In Greek myth, milk from the breast of the goddess Hera (aka Juno to the Romans) wafted up to the sky to become the milky way, and the ancient Greek word for milky is Galaxias. So there you have it: the creation of the universe. Brian Cox, you may step down.
Tintoretto’s bold, swirling image of a confidently naked, larger-then-life woman, with a god, superhero baby and adoring cherubs whirling around her seems over the top, dizzying and irrelevent to me.
But what have we here?
But my Eyes of Wonderment come not from Tintoretto’s masterpiece or Lady GaGa’s enviable abandonment, but from another artist, and from another galaxy. When I look at this painting and its energetic whirls and ultra-blue sky of bursting stars, it makes me think of the colour saturated worlds of Super Mario, created by geek-adored Shigeru Miyamoto.
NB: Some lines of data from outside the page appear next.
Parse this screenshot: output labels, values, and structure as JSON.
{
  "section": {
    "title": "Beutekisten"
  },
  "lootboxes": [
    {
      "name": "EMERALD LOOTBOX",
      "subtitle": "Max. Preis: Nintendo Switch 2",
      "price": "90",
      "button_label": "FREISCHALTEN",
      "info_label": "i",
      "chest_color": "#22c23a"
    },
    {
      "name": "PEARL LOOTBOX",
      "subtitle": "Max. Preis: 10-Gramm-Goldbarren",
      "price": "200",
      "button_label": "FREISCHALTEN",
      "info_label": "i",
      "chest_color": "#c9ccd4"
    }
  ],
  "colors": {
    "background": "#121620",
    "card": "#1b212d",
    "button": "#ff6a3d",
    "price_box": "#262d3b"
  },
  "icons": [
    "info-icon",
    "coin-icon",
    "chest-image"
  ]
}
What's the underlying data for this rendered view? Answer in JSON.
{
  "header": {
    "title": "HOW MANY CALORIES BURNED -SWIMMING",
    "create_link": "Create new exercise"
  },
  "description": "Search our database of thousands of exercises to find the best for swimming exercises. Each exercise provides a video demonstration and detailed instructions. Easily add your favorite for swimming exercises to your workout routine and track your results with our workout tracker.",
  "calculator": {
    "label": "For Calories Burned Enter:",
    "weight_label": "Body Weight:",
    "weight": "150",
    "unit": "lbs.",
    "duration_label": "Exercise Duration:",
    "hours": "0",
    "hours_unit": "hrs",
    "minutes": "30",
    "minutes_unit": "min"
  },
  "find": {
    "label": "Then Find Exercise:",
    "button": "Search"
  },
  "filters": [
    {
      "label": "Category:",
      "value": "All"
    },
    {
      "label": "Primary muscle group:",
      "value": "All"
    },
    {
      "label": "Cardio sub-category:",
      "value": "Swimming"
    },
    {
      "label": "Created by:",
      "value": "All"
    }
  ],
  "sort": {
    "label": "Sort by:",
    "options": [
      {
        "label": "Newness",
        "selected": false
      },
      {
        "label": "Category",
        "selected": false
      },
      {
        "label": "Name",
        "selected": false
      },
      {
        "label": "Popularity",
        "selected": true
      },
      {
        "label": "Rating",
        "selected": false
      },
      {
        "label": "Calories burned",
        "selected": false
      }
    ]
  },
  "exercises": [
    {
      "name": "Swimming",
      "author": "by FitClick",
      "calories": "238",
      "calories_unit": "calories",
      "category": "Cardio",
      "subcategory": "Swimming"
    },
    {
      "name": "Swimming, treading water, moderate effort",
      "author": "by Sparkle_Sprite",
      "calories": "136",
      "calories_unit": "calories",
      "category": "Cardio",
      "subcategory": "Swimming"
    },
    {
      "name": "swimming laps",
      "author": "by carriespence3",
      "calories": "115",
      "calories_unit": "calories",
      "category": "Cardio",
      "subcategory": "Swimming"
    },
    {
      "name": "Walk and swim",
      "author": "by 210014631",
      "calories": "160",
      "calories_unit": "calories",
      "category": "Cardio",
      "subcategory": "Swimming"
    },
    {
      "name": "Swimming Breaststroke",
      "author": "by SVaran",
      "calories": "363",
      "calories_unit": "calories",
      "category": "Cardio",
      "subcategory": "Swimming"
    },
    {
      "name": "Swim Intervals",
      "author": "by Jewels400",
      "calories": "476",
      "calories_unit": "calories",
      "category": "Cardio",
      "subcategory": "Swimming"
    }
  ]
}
I have no intention to back this up with any academic thesis, it’s just a personal thing, that’s all. Many pleasant hours of my unemployed youth were spent forgetting how hungry I was by playing Super Mario on the ill-fated Nintendo 64, owned by my friend and landlord, Pete.
Can a crowd-surfing diva be art? Can a computer game be art? It’s up for debate, but to get anywhere with that you’d need to decide what art is, and good luck with that.
If it works for you, go with it. Here’s a pared-down Miyamoto quote: ‘You either dismiss it, or you accept that there is much more to the world than you think’.
Where to see... the Tintoretto – in the National Gallery, for free; Lady GaGa – all over the show; Super Mario – round Pete’s house.